dwlt.thinksOutLoud

This Week in Reading

CAPY practise Selfish Creativity:

At CAPY, our goal has always been simple: Create unique, beautiful video games that we love… and bring them wherever there is an audience (and ideally, a great controller) to play them. This is our goal with Below. This is our goal with Super TIME Force. This will be our goal with whatever crazy idea we do next.

Lovely retrospective at Eurogamer on the creation of Clash of Heroes (which you should totally play if you haven’t, it’s awesome) amd how it changed CAPY:

That sensation, a well-made thing that acquires an aura of magic, is something every developer would love to capture - yet how few do.

Halfbrick and the importance of planning:

This is also more proof that having a great game is only one part of becoming a profitable developer. You have to have a plan, and be ready to move on your ideas.

Andrew Haydon captures what playwright Mark Ravenhill actually said at the Edinburgh Fringe Festival (warning, non-direct-games-content):

Don’t look for mentors, I would suggest, who are decades older than you. People like me – ignore us. Don’t look for business models from last year. Make it up as you go along. Do everything as if for the first time. As one of the most beautiful men who Scotland ever produced once sang: ‘Rip it up and start again’.

And a science non-games thing for good measure:
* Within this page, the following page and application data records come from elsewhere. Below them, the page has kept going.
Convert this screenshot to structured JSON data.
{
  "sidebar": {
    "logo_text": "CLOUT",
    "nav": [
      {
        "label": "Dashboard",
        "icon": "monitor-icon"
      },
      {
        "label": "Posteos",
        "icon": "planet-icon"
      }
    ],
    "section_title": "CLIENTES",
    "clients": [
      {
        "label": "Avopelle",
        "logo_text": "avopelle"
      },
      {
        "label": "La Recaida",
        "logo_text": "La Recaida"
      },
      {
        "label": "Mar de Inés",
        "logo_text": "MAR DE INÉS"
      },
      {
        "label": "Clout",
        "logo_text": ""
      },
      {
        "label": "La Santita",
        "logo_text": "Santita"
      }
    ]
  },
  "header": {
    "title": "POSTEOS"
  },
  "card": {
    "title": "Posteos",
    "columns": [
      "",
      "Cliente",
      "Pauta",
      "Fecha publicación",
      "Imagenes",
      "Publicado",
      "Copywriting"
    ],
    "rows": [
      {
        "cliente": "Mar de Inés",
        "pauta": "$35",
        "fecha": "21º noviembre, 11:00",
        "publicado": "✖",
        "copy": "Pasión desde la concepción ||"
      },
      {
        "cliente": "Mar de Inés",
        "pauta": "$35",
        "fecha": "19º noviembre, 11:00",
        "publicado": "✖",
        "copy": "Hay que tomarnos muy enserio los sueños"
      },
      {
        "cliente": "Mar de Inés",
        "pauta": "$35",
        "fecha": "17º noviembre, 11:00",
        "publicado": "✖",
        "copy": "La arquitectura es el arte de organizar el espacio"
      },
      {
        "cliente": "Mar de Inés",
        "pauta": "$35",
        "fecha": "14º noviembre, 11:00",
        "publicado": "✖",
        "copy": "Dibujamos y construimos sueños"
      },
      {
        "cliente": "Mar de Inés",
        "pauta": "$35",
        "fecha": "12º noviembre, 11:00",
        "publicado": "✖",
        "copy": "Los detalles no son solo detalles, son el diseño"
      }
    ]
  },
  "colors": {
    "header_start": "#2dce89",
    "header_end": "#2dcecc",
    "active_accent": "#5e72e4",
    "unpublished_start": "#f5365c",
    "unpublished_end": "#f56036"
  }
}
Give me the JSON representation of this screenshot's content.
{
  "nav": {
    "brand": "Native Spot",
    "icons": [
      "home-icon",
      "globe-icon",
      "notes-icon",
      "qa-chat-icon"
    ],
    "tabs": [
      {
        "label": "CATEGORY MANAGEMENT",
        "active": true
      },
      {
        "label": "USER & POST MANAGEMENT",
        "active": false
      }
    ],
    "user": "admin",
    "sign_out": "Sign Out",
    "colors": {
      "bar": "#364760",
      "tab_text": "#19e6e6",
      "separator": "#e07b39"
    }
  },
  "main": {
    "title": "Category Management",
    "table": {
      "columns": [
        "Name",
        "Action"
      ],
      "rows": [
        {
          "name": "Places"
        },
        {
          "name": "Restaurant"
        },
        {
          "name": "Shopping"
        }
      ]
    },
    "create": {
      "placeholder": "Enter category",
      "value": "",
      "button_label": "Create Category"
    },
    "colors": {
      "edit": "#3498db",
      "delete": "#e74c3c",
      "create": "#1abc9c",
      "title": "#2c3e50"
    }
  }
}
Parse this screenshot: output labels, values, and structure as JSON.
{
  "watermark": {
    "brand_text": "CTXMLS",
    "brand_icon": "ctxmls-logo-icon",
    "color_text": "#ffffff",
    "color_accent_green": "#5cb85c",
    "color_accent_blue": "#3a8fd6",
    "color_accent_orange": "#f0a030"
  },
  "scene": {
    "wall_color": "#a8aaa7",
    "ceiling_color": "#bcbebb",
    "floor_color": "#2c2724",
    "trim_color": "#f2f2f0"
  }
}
Scientism, in this good sense, is not the belief that members of the occupational guild called “science” are particularly wise or noble. On the contrary, the defining practices of science, including open debate, peer review, and double-blind methods, are explicitly designed to circumvent the errors and sins to which scientists, being human, are vulnerable. Scientism does not mean that all current scientific hypotheses are true; most new ones are not, since the cycle of conjecture and refutation is the lifeblood of science.